Other Opportunities Duke in DC: Policy, Leadership and Innovation Based in the nation’s capital, the Duke in DC program offers a unique and exciting opportunity to experience up close how public policy shapes society and your place in it. Students enroll in three PUBPOL elective courses and an independent study course. The internship may fulfill the required internship course (PUBPOL 120).

Duke in Glasgow Each fall, a seminar-sized contingent of students travels to Scotland to study policy issues at the University of Glasgow, historically esteemed for its contribution to the fields of political economy and moral philosophy. All students enroll in a course on British policy and politics, while three additional elective courses may be chosen from the university’s regular offerings.

EMBARK Program Sanford’s EMBARK program provides programming and career support for students interested in exploring careers and “first jobs” in politics, advocacy, human rights, social justice, lobbying, political research and government. This studentled team connects current students with Sanford and Duke alumni who support their specific policy-related interests through the fall Networking Expo, informal coffee chats, digital profiles shared online, and the Nonprofit & Government Fair and alumni reception in Washington, D.C., each February.

CP.Acl<JNG DCPouncs

-0,-­ _,.,.__,eo . Cool.>fl<T-­ Tltl-lH!mnlTI


or HMct l'lu:19I ll!WI>


-- -~---


THR1VI -Q©fffJIN} 'ii@ CArfRIHGf c,fJJb ~

4+1 Accelerated Master of Public Policy Track Public policy majors have the opportunity to complete both their undergraduate and master’s degree in public policy in five years.
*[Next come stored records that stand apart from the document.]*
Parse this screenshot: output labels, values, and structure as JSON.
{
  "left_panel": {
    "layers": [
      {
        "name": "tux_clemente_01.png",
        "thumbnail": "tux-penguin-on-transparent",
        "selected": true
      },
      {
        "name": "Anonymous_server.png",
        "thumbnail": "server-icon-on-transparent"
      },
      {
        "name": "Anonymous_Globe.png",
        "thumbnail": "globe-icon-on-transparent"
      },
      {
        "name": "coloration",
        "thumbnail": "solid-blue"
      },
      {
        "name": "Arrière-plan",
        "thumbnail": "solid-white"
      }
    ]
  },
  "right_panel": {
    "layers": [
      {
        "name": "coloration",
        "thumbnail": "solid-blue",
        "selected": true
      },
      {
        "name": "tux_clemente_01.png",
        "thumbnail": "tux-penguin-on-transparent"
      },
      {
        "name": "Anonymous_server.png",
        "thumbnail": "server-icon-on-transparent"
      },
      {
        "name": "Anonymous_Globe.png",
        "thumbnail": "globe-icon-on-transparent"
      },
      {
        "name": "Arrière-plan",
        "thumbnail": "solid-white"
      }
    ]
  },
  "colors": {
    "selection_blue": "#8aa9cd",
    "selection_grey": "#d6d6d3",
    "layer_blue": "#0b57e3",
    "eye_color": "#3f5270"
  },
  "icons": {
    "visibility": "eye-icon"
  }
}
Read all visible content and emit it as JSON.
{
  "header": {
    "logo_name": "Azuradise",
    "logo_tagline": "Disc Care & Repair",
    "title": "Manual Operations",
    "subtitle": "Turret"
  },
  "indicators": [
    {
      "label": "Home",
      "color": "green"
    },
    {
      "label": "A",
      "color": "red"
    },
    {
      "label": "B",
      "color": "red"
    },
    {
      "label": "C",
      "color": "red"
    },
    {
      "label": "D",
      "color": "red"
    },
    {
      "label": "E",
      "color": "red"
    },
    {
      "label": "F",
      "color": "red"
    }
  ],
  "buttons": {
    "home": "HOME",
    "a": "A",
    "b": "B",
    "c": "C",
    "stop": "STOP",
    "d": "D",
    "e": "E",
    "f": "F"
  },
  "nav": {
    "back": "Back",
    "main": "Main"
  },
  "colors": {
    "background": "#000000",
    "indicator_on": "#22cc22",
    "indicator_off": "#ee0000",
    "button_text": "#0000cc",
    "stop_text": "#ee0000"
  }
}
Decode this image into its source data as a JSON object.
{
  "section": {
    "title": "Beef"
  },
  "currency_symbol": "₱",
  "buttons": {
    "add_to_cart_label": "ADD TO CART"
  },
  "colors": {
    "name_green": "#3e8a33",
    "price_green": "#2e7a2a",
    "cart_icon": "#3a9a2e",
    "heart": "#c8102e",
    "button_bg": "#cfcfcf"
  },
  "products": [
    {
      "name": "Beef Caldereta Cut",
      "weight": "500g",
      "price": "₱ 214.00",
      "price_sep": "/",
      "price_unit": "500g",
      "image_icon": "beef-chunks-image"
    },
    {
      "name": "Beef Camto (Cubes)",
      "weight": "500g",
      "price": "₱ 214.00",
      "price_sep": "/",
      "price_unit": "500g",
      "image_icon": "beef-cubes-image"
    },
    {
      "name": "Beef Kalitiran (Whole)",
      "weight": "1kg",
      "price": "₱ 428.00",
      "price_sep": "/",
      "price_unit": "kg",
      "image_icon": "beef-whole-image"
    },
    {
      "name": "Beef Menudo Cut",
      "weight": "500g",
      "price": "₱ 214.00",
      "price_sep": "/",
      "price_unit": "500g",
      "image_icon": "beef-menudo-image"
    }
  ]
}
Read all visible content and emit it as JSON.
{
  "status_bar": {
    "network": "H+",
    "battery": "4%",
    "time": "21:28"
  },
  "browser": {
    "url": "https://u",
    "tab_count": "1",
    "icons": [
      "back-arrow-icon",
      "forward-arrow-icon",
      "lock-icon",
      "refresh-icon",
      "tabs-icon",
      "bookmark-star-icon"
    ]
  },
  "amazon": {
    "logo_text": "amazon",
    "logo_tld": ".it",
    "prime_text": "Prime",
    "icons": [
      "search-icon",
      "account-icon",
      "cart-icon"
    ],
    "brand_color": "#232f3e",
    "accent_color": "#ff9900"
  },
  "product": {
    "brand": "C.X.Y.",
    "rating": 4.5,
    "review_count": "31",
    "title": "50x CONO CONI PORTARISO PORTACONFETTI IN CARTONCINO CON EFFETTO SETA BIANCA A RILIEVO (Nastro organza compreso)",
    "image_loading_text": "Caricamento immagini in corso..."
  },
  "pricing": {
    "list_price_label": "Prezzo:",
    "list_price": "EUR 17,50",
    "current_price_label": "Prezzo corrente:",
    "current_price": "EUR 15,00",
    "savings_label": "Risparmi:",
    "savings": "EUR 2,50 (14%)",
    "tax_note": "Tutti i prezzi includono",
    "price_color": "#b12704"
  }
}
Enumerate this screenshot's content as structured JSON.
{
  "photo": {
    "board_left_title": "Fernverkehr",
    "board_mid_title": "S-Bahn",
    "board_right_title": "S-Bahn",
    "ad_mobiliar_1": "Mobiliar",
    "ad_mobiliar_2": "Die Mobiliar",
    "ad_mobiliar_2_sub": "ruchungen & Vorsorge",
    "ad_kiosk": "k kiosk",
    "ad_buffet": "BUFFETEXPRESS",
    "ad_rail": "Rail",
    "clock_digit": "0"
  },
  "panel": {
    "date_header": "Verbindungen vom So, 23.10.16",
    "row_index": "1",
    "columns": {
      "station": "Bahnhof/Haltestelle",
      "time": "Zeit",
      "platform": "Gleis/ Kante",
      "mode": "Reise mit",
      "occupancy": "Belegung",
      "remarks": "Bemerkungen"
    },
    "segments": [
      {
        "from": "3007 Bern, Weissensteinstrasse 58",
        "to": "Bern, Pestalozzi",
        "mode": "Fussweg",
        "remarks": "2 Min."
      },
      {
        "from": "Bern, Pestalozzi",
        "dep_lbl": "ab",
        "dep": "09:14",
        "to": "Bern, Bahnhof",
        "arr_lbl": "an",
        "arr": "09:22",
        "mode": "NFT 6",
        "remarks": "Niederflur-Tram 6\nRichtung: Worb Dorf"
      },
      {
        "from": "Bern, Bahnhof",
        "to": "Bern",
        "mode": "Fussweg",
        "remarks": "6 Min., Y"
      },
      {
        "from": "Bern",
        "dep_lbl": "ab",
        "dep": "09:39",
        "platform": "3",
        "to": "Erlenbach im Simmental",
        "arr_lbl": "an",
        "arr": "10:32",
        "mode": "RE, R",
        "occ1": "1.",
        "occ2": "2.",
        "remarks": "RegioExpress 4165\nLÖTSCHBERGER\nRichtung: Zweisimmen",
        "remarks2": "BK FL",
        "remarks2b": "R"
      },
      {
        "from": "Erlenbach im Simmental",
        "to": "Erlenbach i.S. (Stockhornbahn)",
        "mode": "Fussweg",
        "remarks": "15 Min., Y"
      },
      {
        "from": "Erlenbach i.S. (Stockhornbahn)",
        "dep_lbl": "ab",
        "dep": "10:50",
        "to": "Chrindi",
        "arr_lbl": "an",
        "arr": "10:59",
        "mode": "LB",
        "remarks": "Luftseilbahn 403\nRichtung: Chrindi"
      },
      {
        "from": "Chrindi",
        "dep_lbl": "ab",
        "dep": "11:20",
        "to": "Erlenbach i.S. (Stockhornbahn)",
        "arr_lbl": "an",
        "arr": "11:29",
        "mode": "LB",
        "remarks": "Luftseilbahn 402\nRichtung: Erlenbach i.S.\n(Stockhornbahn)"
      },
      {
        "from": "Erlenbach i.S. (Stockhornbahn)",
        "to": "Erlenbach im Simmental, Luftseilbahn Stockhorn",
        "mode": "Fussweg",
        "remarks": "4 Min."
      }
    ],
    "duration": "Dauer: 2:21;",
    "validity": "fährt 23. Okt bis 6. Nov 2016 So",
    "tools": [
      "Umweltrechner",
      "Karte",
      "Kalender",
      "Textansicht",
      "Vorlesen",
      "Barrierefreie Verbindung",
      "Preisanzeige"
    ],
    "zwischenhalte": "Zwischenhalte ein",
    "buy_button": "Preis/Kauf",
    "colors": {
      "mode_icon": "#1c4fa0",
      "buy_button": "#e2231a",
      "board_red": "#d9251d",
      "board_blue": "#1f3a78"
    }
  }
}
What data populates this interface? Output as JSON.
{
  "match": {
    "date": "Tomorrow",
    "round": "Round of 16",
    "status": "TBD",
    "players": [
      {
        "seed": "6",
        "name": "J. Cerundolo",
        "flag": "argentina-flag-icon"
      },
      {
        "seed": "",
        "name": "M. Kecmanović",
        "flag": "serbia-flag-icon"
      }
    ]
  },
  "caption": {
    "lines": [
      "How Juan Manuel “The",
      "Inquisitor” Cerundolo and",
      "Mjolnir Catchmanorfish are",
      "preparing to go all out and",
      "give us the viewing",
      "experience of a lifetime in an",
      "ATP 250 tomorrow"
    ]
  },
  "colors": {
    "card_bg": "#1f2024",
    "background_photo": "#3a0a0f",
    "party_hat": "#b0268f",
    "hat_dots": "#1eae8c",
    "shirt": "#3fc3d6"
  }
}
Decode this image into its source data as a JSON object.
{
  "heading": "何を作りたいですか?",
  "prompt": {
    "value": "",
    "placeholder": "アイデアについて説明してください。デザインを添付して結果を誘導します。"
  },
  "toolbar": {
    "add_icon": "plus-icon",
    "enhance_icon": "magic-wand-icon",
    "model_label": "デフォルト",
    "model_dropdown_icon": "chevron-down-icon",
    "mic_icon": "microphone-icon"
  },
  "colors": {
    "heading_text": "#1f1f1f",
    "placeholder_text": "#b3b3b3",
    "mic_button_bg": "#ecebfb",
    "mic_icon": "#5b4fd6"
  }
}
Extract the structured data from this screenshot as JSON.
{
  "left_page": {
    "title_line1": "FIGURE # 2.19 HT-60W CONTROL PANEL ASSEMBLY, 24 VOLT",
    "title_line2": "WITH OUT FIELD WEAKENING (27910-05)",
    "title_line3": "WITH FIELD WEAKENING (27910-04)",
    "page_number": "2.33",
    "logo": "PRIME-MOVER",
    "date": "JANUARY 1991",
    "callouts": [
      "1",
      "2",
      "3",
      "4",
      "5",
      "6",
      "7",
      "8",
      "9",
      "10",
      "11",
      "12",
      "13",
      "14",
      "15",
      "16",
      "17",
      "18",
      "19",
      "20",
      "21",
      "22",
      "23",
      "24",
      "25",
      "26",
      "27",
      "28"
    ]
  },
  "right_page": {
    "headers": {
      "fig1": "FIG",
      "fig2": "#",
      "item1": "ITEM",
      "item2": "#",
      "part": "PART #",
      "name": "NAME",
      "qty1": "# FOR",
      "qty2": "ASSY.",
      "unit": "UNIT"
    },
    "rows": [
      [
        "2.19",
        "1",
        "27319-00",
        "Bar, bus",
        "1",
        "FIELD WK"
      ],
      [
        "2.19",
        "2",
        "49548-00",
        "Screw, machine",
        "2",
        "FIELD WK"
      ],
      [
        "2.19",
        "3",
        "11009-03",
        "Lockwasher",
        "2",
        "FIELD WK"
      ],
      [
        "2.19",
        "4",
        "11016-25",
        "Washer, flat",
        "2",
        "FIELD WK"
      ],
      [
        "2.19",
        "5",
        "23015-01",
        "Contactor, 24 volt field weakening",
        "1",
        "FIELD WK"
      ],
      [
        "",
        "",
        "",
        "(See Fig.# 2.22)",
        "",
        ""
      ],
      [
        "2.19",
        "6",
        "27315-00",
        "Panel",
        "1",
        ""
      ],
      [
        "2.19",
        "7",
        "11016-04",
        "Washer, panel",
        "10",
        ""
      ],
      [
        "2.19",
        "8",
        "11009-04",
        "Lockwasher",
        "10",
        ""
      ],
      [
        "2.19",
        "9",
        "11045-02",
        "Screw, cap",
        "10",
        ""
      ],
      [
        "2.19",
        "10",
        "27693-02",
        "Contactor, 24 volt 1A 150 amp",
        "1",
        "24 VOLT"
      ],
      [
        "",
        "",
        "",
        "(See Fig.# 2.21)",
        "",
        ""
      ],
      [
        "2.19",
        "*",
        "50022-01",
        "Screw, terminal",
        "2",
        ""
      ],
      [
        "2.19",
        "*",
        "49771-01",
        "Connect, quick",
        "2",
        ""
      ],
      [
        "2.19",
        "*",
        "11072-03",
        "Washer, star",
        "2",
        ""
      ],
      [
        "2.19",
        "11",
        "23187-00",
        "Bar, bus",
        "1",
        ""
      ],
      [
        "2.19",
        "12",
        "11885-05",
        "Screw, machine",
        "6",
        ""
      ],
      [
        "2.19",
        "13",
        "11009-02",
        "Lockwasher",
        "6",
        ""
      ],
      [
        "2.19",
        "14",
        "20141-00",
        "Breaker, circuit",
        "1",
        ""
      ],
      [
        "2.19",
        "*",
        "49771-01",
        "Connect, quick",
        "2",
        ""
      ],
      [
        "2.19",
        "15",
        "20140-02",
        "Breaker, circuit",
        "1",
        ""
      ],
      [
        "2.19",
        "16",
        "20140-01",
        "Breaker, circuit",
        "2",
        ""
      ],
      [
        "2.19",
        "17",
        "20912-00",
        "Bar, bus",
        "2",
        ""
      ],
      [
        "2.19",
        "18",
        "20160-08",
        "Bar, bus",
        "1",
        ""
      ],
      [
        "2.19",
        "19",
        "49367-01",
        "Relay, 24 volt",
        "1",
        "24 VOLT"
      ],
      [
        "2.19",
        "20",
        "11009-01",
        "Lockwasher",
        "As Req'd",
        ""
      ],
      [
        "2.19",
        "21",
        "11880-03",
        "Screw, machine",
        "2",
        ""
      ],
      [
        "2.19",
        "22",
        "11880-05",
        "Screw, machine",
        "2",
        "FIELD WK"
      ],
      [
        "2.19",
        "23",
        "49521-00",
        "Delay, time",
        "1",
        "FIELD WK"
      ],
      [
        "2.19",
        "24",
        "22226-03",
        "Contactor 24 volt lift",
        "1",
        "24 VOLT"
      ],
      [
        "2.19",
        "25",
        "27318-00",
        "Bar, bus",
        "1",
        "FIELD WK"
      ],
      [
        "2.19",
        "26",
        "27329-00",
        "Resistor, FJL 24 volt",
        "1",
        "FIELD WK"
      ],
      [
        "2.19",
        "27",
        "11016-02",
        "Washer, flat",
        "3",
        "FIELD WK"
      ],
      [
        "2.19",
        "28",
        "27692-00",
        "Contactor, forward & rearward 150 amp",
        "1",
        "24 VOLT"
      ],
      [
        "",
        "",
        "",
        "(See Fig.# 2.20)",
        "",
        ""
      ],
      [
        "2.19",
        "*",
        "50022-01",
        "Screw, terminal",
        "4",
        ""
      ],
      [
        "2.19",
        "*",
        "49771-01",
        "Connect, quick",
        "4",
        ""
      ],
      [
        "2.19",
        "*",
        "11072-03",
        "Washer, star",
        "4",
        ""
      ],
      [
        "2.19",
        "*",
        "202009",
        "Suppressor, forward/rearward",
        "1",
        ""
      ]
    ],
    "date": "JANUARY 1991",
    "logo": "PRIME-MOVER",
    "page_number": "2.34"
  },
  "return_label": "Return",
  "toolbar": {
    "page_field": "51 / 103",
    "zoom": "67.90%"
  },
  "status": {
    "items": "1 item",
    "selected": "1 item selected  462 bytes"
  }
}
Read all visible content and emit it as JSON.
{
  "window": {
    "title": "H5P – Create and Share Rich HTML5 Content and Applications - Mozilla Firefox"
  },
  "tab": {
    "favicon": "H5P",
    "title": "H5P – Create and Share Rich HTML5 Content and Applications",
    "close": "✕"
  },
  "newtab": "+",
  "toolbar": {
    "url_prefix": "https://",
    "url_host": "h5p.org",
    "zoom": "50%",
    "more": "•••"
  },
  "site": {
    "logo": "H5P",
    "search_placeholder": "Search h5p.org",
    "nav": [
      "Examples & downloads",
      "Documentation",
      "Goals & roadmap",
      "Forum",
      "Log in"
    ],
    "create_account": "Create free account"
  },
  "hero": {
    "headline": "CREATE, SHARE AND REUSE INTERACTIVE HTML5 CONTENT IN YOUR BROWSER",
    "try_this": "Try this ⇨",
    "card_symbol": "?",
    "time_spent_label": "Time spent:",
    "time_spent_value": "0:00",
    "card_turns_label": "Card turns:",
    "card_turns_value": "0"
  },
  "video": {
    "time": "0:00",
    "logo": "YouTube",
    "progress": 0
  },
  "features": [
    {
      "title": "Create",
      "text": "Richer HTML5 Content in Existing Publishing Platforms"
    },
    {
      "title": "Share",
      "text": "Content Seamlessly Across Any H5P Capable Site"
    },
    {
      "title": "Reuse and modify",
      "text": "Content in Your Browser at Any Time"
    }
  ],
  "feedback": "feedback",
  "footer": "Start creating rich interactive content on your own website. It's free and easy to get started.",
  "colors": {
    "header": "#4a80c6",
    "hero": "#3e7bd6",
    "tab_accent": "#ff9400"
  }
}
Majors who are able to pursue graduatelevel coursework during their senior year will be eligible to apply in the spring semester of their junior year.

Key Contacts for Public Policy Majors Director of Undergraduate Studies Professor Christina Gibson-Davis 228 Rubenstein Hall 919-613-7364 PubPolDUS@duke.edu Assistant Director of Undergraduate Studies Professor Catherine Admay 282 Rubenstein Hall 919-613-9232 admay@duke.edu Undergraduate Program Coordinator Suzanne Pierce 104 Rubenstein Hall 919-613-7320 suzanne.pierce@duke.edu Undergraduate Program Assistant Pam Lewis 171A Rubenstein Hall 919-613-7393 pamela.d.lewis@duke.edu Director of Undergraduate Internships Sanford Career Services Elise Goldwasser 256 Sanford Building 919-613-7311 elise.goldwasser@duke.edu

Assistant Internship Director Sanford Career Services Suze Valdivia 257B Sanford Building 919-613-7426 Suzanne.valdivia@duke.edu Office Manager Sanford Career Services Heather Griswold 257 Sanford Building 919-613-7381 heather.griswold@duke.edu Sanford School Registrar Anita Lyon 108 Rubenstein Hall 919-613-7382 Anita.lyon@duke.edu Dean of Sanford School Professor Judith Kelley 124A Sanford Building jkelley@duke.edu Dean’s Assistant Kate Walker kate.walker@duke.edu


My favorite part of my internship was working with Senator Udall’s staff and the Senate Committee on Indian Affairs on the Radiation Exposure Compensation Act—legislation that greatly impacts my tribe (Navajo).” —Shandiin Herrera Public Policy’19, policy analyst and hometown fellow with Lead for America

Ways to Stay Connected For more information, please contact Sanford’s Undergraduate Program at PubPolDUS@duke.edu. duke.sanfordschool


@DukeSanford @duke_sanford DukeSanfordSchool

~ /)

",.,J FSC



Subscribe to the Sanford podcasts on iTunes, Google Play, etc.



Paper from responsible sou rces

_,K... Fsce co22s74

The information in this publication is accurate, to the best of our knowledge, as of August 2019. The Sanford School of Public Policy and Duke University reserve the right to change programs of study without prior notice, in accordance with established procedures.

Rigorous analysis, inspired action